Alcohol Peer Pressure in College

In the article “Above the Influence,” the main idea focuses on how alcohol in college has clinched onto society and is now considered a norm. The goal of this study was to explore how non drinking college students negotiated communication about a potentially stigmatized behavior abstinence from alcohol (675). The concept of the paper goes into depth on how students who don’t drink alcohol are usually an outcast or fall into peer pressure to fit in. In order to support the claims, researchers conducted an experiment to prove their hypothesis.

They used both strict non drinkers and drinkers and placed the participants on a party school campus where alcohol is greatly abused. The actions of the kids varied on whether they would keep their non drinking low key or allow others to know about their situation. The research allowed the experimenters to see the variation of how the abstinent drinkers used communication to still fit in. The claims I most agreed with was allowing different non drinkers with various backgrounds to be put in similar situations.

The diversity gave a better out look on how they would try to still be social even without the alcohol consumption.

When the students used their different tactics to party without upsetting the other drinkers, I believe the empty cup was the best plan (679). When you’re communicating and trying to avoid any issues or quarrels, it is best to please the opposite party. Although some of the students did not drink, holding a cup would allow them to socialize without being hounded.

Top Writers
Verified expert
4.8 (309)
Sweet V
Verified expert
4.9 (984)
Verified expert
4.9 (247)
hire verified writer

Drinking has become a normality in both college and adult culture. It can even be seen as disrespectful to some to refuse the offer or abstain from it. The empty cup allows positive face to take place without questioning or disturbance from drunken or concerned peers.

Participant Kristen stated that the cup gave her “control” of the situation and did give any negative vibes toward others. She was able to fit in the crowd with no problem. The non alcoholic cup could also allow the student to assimilate with new friends without feeling awkward or left out.
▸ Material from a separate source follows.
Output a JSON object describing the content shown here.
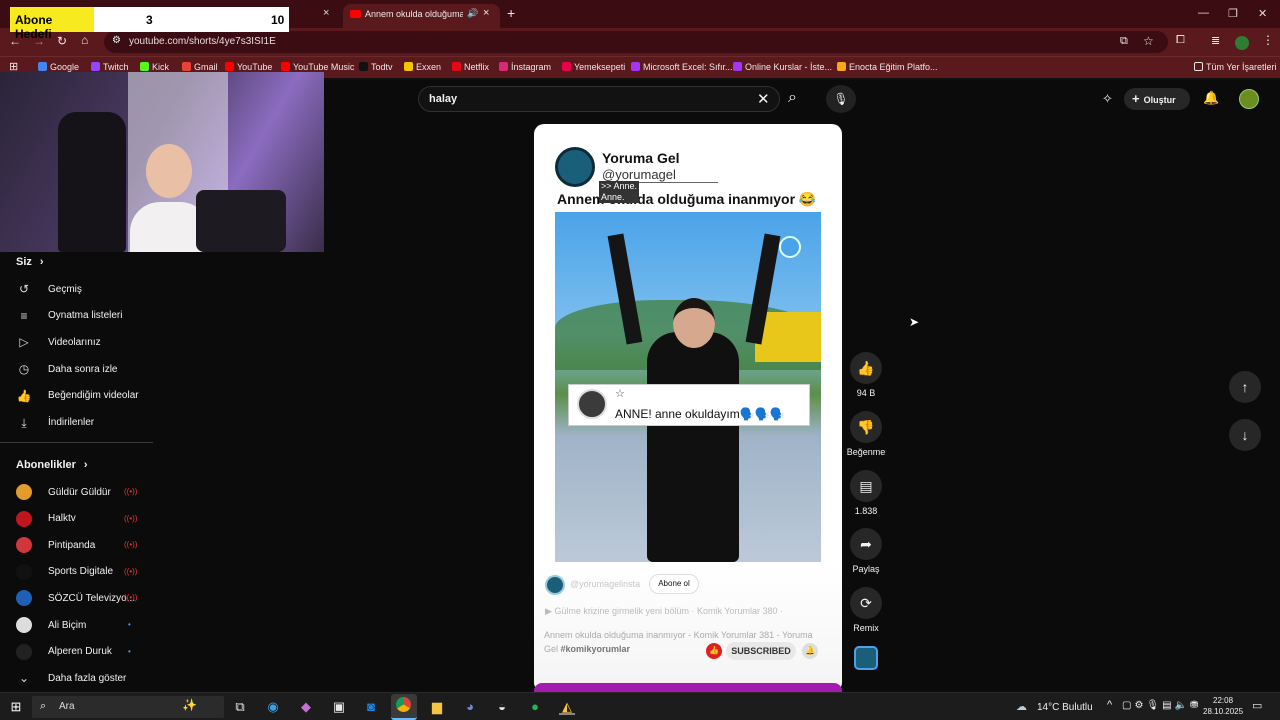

It can give power to those who feel uncomfortable and out of place when faced with alcohol. Being a minority can always be harsh but the cup trick allowed a path into the majority without losing morals and beliefs. The claims that I did not agree with the most was blatantly telling fellow party goers that they were not drinkers.

Choosing to abstain from alcohol should be kept as a private matter and does not need to be show boated or announced. A non drinker who states their lifestyle can be seen as a prude or over responsible. Their actions can belittle a social drinker and even stir up an argument (678). As shown in the article, participant Andy was caught in an argument with a girl after declaring his abstinence. He could have hurt his relationship if the issue had gotten out of hand. His honesty without privacy has caused an uneasy feeling among others.

Some of the students could have tried to please themselves and their peers by using a prop to get out of pressure. College students already know how hard it is to assimilate without adding alcohol to the mix and should try to avoid any persecution. In many cases it is great to own up to a positive lifestyle, but dealing with young adults is in another spectrum. The brutality and insults given by peers can damage a person both emotionally and mentally. The bashing can also cause one to change their outlook or mentality about drinking. By being unaccepted into the norm, a person can try to change their selves to fit in.

Not only can denying drinking be an issue to the victim, but also a fellow peer. Alcohol is not always the center of a party or get together, but it is shown that when someone refuses a drink, the offered can feel offended, as if he or she were being dismissed as a person (677). Looking to keep the best interest of both parties is not to inform others about personal decisions. The experiment overall did allow many questions to be debunked, but I don’t agree with using a college as a normal situation. In college, students are given a great amount of freedom which causes curiosity and experimenting.

Whether it is with drugs or alcohol, college students use foreign or illegal items excessive when they are accessible. Most students are able to kick the negative habits when they are thrown into the real world and given real problems. The experiment should have been used in both college and adult life to give a feel on how being a non drinker is abnormal. I believe that a non drinker would be more accepted in a real world situation because being responsible is admirable when older. When put into a college realm, people tend to be very judgmental due to the level of maturity.

Peer pressure never disappears but it does subside when the level of maturity develops fully. Adults do not force or ridicule others when they are giving off a positive action. Although non drinkers can fall into stereotypical types such as a recovering alcoholic (676), it is easy to kick the labels when older. Therefore I do believe this article and research met the goal of different communication skills when dealing with abnormal choices in society. The experiment allowed to explore the responses of people when deciding on how they deal with abstaining from alcohol.

Some of the feedback gave positive and accepting results while other communication methods created tension and unwanted stress. Although some forms of communication worked better in social situations rather than others, having an array of different attitudes helped determined which faces worked best in college. The positive face allowed participants to have both a good time and maintain their safety. The other participants who chose their own route did have a hard time being accepted by others. Both methods created different paths, but allowed their abstinence of alcohol to be accepted in either a positive or negative light.

Cite this page

Alcohol Peer Pressure in College. (2017, Feb 24). Retrieved from

Are You on a Short Deadline? Let a Professional Expert Help You
Let’s chat?  We're online 24/7